The Associated Press Style Book offers this advice:
Mistress – A woman who has a long-term sexual relationship with, and is financially supported by, a man who is married to someone else. When a relationship is not long-term or does not involve financial support, do not use mistress; terms like companion, friend or lover may apply. Whenever possible, phrasing that acknowledges both people in the relationship is preferred: “The two were romantically (or sexually) involved.”
“In discussion with our Washington bureau on Feb. 12, we agreed that Bezos’s relationship with Sanchez did not fit with this definition and we switched to calling them romantically involved,” Daniszewski said. “The feeling among the editors is that the word ‘mistress’ is largely archaic and tends to be sexist in its assumptions.”
Precisely.

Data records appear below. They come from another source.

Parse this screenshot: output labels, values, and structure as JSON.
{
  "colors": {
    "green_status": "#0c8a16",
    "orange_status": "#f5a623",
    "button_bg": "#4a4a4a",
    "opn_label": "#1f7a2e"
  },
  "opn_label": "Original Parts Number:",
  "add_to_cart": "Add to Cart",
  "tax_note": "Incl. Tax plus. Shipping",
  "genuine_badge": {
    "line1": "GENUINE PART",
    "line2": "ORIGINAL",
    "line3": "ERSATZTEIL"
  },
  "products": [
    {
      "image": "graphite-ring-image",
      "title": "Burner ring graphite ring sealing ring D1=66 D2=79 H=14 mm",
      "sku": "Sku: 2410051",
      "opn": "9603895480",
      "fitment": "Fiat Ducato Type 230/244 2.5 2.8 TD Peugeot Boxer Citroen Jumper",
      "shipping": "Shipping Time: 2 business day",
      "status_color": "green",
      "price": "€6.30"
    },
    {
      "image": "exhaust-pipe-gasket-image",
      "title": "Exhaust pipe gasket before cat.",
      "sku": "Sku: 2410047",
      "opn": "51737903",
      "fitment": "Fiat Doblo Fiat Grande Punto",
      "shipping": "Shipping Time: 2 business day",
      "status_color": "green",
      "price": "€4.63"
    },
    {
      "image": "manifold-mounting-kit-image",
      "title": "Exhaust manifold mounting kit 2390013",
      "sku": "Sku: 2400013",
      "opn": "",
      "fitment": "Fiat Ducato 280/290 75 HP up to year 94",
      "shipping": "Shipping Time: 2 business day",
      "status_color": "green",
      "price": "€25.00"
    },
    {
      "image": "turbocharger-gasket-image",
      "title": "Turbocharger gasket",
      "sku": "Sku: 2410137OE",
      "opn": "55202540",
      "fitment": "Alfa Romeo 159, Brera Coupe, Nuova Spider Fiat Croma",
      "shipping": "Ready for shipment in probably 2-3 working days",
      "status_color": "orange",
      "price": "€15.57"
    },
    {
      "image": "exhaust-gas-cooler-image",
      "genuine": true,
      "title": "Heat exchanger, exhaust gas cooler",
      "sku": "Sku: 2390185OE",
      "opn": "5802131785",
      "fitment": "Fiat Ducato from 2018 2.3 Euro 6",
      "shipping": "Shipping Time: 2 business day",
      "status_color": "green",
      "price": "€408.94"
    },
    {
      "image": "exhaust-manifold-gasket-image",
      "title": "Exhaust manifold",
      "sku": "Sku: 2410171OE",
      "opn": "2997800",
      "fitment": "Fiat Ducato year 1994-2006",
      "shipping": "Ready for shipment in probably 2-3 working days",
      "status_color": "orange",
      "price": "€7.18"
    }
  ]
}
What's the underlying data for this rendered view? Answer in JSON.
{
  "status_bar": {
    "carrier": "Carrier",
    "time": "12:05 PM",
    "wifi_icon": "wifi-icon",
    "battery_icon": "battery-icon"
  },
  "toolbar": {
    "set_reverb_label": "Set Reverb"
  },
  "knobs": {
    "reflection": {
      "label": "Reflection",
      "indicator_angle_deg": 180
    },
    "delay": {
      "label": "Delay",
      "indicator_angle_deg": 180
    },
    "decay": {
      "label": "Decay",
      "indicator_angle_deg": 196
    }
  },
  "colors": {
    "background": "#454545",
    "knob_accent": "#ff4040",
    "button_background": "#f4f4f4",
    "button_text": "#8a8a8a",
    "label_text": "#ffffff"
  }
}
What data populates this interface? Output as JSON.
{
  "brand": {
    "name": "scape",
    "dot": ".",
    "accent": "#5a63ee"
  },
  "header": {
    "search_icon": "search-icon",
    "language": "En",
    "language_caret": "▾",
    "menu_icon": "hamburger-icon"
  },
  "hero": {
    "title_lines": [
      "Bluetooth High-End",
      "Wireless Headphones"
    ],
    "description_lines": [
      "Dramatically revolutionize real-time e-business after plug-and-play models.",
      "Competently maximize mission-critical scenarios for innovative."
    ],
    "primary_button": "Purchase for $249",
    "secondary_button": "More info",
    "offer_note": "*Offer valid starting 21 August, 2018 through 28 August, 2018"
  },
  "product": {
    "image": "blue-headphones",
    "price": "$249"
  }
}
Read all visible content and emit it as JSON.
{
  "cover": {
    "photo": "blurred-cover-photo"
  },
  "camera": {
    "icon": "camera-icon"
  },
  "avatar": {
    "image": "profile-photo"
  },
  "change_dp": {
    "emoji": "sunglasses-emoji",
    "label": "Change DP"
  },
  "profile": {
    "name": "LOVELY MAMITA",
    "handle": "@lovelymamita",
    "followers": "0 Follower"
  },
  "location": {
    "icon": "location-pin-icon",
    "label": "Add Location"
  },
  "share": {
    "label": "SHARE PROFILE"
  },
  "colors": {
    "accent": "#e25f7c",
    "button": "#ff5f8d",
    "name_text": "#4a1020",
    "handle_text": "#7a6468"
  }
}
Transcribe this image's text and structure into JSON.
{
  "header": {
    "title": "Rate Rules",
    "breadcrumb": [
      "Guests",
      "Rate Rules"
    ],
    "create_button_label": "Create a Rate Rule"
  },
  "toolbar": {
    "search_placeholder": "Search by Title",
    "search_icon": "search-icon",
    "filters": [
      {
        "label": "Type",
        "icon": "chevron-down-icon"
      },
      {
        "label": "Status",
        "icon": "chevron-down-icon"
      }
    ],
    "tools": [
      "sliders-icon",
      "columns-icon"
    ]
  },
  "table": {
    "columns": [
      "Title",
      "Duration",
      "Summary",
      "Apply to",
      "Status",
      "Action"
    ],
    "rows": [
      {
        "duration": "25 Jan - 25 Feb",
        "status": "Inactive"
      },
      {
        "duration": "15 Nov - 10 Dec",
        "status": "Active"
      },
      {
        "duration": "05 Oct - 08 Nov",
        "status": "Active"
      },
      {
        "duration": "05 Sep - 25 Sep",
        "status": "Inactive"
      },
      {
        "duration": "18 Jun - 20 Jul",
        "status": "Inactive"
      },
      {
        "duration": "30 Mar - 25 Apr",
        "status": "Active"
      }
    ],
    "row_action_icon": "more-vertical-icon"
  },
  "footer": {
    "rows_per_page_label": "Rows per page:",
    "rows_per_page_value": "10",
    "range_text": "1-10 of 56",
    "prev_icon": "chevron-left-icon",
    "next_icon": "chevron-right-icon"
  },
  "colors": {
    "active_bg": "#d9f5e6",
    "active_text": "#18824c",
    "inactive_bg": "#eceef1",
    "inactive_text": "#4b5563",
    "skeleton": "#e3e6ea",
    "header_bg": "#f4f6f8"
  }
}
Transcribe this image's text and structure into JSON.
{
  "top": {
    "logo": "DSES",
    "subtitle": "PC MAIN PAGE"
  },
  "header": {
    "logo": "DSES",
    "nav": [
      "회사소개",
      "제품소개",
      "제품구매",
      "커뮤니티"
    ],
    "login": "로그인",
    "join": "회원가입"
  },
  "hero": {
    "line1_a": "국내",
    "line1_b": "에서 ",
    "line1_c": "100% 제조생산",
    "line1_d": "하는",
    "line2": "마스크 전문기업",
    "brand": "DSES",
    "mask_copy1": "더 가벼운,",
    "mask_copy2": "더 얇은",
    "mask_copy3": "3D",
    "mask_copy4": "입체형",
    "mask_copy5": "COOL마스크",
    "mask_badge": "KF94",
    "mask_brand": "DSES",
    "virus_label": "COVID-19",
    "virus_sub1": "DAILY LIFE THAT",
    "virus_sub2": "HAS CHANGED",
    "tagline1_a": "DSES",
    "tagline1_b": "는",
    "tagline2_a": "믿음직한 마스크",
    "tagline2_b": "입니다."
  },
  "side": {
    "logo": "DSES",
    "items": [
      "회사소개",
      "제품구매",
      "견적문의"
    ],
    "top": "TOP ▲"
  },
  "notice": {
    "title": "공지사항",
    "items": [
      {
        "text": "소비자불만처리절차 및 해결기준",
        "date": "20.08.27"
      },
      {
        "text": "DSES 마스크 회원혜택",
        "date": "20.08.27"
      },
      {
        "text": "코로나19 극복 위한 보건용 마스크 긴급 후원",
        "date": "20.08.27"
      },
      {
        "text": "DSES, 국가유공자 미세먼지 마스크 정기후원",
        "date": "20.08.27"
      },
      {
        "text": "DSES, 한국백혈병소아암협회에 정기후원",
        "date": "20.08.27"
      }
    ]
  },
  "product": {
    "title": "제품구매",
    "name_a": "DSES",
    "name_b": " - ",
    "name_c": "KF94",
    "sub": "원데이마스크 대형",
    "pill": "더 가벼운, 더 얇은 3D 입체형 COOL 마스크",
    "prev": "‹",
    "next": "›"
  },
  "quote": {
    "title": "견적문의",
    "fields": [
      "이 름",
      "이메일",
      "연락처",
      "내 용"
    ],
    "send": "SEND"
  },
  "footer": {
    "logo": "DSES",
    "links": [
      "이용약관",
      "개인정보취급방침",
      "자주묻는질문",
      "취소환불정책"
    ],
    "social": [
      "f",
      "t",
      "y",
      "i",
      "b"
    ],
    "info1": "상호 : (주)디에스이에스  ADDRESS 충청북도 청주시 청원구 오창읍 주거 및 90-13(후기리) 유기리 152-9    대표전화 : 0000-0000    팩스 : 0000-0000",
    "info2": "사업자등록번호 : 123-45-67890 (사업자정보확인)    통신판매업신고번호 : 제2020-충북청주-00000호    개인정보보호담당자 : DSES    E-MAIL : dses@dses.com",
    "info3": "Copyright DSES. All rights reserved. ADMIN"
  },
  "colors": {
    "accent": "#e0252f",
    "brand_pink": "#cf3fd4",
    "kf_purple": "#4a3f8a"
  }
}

Mistress carries both sexist and moral assumptions. There is no true male equivalent.
Since that memo went out the AP has slipped up twice, calling Sanchez a mistress, he said. That just goes to show how entrenched we are in reducing women to their sexual relationships with men.
For the same reason that the New York Times finally got rid of Miss and gave women the option between Ms. and Mrs. as courtesy titles (at the late date of 1986!) we in journalism need to stop using the word mistress.
That means even getting rid of the AP definition. We don’t refer to men who have romantic affairs with married women as gigolos. In fact we can’t even say that word without giggling, because it’s so silly.
I put the question to my Twitter followers. They unanimously agreed that gendered words are problematic, and doubly so when they don’t have an equivalent. One Twitter friend, a man, suggested “lover” as the male equivalent. He was promptly educated.
We should probably stop using all words that are unnecessarily gendered. We’re coming at you blonde, actress, heroine, hostess and waitress.
Linguists tell us that gendered language definitively impacts how we think. Habits of speech inform our moral choices as a society. And while we certainly have it easier than the romance languages, which assign a gender to every noun, we know that language can and should change over time.
Mistress appeared to be waning. Is it a coincidence that we are seeing a resurgence at this moment where we are wrestling with our own inability to treat women equitably in the workplace?
It’s time to call out those who use the word in journalistic copy. At the very least it’s inaccurate, most of the time, according to AP style. More importantly, it’s sexist and demeaning. If you find yourself tempted to use it, find an alternative. And when you see it, call it out and ask that the word be swapped out for something neutral and less judgmental.
How are you doing it in your newsroom? How do you stay on top of the issues that need an update in your ethics handbook? Do you even have a handbook? Email us firstname.lastname@example.org.